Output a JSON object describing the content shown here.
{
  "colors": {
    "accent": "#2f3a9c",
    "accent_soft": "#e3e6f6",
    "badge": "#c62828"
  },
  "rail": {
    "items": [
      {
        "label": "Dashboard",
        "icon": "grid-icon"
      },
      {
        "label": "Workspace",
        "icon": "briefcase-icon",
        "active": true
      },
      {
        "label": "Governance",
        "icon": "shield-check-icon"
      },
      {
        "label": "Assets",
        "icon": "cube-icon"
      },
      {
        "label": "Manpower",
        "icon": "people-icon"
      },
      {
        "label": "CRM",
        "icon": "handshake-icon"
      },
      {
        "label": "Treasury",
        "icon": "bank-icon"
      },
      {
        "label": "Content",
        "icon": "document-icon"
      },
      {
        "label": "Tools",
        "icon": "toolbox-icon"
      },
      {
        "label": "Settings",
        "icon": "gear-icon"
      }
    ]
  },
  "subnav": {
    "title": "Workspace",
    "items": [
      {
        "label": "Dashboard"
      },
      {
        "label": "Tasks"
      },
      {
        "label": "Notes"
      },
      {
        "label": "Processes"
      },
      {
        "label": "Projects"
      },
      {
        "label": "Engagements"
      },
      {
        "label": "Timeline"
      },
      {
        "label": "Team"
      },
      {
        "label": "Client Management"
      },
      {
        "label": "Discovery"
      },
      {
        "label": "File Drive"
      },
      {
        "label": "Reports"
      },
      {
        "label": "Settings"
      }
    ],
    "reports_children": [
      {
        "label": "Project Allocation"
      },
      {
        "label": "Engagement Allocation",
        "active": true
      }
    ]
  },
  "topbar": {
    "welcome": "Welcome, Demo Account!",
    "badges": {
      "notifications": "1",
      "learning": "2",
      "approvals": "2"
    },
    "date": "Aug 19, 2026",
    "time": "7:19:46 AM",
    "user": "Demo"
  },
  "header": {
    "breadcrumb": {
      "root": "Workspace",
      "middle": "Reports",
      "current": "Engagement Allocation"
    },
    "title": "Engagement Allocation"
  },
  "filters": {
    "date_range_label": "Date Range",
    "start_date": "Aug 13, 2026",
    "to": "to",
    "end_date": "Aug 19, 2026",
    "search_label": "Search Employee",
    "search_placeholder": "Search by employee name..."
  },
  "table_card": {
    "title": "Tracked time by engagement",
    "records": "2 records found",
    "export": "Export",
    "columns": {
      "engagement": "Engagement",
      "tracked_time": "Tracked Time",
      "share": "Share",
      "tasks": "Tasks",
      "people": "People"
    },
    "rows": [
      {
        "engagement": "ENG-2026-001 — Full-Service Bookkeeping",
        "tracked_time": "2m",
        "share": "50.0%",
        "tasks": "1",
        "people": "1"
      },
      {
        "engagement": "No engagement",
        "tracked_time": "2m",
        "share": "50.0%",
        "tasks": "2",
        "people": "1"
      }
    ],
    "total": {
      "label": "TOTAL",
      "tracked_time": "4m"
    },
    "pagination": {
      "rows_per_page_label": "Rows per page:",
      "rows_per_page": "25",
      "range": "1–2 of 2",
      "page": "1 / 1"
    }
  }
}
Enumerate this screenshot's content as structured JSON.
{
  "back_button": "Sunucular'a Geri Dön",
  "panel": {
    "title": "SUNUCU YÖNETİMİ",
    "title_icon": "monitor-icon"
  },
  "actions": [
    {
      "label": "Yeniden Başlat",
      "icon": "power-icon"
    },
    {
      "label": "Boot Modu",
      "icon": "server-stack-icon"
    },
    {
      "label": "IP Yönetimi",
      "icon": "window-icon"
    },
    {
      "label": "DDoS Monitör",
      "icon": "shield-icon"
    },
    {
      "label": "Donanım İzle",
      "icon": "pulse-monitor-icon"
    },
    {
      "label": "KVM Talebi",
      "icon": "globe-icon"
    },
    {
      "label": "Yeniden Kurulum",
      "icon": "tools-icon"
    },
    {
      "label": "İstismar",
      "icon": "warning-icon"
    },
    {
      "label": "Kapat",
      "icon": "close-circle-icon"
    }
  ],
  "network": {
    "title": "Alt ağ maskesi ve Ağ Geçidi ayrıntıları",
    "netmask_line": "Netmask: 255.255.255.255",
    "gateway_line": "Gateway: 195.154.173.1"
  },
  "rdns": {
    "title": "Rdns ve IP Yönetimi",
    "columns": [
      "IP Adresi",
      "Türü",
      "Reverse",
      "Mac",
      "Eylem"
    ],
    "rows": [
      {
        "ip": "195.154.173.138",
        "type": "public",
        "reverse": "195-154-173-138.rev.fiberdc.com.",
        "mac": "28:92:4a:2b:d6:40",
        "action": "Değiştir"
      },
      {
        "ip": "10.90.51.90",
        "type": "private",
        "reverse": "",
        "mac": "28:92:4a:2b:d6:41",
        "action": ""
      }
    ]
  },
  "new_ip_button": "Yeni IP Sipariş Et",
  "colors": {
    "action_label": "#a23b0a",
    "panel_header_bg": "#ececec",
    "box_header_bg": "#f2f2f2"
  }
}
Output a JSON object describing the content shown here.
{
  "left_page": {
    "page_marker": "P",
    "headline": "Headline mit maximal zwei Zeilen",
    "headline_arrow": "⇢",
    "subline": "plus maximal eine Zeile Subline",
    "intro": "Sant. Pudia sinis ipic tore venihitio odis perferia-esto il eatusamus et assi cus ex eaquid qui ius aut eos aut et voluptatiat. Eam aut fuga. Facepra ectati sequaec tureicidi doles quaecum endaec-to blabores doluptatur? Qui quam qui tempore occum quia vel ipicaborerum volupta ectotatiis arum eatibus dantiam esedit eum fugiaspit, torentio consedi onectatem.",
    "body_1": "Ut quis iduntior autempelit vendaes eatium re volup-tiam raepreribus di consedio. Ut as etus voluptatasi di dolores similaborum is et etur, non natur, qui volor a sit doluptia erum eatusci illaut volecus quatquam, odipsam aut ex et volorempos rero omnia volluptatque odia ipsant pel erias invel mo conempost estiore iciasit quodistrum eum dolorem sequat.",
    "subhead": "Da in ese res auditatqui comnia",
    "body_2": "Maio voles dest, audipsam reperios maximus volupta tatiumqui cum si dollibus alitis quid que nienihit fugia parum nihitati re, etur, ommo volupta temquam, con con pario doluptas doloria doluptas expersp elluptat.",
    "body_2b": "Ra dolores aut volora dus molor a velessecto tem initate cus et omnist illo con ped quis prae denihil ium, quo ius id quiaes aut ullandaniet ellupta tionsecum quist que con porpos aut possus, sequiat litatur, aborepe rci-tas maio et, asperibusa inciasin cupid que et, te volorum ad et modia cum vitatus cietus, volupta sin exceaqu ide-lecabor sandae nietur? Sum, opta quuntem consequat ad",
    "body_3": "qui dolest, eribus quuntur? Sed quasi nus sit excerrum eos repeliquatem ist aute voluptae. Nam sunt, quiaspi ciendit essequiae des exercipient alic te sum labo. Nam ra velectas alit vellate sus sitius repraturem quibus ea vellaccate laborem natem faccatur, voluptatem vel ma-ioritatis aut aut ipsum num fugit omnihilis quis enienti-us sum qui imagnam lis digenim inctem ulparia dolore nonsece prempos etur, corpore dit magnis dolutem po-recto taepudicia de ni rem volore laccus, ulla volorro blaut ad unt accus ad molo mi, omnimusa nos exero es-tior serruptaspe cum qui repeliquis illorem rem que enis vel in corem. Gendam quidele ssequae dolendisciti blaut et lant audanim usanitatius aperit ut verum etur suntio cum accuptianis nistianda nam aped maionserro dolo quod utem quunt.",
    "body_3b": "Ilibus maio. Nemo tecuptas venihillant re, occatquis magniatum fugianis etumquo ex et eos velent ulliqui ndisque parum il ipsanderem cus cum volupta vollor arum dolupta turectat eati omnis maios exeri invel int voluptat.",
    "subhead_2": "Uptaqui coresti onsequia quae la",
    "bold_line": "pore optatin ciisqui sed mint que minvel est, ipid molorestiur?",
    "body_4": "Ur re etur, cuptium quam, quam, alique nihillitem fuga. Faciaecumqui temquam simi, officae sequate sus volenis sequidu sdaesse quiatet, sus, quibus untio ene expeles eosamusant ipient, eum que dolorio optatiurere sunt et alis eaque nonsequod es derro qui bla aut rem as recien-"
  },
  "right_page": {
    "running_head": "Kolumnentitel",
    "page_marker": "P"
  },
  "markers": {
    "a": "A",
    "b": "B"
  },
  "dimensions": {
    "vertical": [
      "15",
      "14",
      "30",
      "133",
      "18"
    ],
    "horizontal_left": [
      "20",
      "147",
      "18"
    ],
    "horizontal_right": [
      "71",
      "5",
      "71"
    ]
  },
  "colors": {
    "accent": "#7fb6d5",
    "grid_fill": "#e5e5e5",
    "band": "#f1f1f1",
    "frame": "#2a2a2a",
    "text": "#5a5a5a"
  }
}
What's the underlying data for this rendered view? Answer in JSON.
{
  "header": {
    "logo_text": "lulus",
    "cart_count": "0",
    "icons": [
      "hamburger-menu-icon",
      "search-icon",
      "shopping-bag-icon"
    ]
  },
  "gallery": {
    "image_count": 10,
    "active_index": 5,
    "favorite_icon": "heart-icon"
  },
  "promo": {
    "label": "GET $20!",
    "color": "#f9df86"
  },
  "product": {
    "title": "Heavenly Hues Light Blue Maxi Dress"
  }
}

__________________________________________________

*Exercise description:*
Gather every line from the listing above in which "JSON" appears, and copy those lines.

*Answer for this exercise:*
Output a JSON object describing the content shown here.
Enumerate this screenshot's content as structured JSON.
Output a JSON object describing the content shown here.
What's the underlying data for this rendered view? Answer in JSON.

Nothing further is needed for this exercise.